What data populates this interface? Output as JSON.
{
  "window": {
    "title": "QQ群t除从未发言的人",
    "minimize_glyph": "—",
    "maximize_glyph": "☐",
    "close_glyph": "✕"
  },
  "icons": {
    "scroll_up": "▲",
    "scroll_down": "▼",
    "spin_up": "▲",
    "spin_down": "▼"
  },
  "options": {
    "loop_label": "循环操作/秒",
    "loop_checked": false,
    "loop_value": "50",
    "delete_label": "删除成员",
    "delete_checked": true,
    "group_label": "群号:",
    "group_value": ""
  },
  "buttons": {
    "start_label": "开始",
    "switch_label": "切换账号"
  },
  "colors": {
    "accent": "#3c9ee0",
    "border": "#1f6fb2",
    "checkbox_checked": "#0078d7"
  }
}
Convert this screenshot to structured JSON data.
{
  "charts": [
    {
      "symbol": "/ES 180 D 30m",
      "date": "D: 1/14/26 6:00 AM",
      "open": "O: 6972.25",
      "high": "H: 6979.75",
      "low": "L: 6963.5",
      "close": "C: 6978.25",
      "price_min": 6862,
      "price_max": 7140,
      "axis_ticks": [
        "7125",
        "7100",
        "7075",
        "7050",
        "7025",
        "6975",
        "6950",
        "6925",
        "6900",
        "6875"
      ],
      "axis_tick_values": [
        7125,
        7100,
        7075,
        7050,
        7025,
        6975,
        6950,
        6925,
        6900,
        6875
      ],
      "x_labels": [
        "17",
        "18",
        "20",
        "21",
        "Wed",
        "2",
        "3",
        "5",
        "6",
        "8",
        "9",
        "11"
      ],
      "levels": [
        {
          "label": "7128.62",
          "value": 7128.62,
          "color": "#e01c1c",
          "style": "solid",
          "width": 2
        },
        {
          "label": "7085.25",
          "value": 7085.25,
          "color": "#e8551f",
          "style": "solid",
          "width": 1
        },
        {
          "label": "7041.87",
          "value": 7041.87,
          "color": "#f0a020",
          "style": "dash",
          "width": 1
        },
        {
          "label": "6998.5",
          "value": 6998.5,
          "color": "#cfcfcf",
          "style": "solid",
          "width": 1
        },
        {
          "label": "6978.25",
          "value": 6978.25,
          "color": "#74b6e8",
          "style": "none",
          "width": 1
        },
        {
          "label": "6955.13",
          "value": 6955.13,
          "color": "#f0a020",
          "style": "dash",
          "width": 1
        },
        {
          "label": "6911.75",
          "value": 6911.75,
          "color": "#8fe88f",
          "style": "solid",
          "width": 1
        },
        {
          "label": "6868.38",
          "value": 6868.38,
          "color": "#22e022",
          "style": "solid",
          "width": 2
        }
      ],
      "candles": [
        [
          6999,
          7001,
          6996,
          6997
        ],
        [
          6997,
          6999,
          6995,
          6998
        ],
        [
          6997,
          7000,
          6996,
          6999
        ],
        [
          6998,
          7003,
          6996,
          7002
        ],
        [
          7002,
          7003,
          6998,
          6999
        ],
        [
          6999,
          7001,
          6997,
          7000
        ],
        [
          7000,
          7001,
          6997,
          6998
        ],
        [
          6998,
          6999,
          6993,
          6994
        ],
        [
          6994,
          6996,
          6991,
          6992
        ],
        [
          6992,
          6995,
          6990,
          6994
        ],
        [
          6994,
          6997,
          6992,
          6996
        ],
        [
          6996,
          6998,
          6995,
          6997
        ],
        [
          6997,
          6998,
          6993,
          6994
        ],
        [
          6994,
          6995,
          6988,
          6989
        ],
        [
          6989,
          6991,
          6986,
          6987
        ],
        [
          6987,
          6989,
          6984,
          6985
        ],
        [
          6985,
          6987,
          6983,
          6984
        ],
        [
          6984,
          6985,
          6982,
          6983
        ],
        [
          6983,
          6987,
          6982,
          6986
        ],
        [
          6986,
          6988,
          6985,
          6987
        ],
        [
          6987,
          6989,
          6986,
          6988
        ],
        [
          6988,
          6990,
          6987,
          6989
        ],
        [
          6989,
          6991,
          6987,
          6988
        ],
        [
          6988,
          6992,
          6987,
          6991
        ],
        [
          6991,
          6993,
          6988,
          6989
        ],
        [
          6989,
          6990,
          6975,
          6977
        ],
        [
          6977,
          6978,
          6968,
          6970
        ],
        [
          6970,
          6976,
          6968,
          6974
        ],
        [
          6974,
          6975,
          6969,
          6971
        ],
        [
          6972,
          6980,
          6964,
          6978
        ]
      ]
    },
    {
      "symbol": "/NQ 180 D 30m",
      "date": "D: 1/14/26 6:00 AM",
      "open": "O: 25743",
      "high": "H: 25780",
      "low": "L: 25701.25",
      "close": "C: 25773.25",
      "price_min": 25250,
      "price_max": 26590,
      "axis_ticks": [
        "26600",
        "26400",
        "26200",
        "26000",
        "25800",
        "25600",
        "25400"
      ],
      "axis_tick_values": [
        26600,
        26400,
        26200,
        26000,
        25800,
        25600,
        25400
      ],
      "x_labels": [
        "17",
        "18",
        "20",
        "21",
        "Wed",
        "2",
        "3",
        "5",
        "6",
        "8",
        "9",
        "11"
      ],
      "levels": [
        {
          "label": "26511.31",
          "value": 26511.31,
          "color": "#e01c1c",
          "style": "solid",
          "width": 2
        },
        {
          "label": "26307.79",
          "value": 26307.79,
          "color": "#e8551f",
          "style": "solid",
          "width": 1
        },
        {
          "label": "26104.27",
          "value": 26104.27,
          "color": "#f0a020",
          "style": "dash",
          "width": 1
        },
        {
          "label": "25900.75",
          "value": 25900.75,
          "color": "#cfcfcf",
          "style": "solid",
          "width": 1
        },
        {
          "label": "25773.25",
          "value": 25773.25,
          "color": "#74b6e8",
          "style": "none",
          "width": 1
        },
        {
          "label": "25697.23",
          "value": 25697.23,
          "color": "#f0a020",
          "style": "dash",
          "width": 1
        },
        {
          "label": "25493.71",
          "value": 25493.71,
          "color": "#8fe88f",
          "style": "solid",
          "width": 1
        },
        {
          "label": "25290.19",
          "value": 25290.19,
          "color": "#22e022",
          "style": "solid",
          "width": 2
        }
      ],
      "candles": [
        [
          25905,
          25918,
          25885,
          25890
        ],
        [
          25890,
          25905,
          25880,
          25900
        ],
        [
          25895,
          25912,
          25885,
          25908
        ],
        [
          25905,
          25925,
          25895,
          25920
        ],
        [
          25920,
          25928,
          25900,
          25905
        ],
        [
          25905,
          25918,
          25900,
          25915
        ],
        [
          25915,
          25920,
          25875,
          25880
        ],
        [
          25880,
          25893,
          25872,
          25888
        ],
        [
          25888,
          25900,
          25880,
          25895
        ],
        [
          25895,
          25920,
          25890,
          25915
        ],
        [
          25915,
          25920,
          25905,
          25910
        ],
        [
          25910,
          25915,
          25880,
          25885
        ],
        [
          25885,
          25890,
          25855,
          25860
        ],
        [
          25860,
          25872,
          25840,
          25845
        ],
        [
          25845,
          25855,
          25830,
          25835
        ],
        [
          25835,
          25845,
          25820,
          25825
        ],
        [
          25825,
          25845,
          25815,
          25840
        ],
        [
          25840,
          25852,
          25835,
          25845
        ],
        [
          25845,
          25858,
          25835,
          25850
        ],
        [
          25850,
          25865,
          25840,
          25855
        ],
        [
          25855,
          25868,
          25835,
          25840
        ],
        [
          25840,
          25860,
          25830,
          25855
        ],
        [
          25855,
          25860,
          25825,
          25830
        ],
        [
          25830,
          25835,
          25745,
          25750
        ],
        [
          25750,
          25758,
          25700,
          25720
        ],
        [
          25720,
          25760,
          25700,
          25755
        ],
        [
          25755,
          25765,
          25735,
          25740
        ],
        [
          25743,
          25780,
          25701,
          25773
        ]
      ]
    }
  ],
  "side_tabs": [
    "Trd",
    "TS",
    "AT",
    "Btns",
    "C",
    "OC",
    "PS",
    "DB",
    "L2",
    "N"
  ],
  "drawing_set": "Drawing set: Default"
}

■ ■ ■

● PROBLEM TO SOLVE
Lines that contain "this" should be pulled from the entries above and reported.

● ANSWER BELOW
What data populates this interface? Output as JSON.
Convert this screenshot to structured JSON data.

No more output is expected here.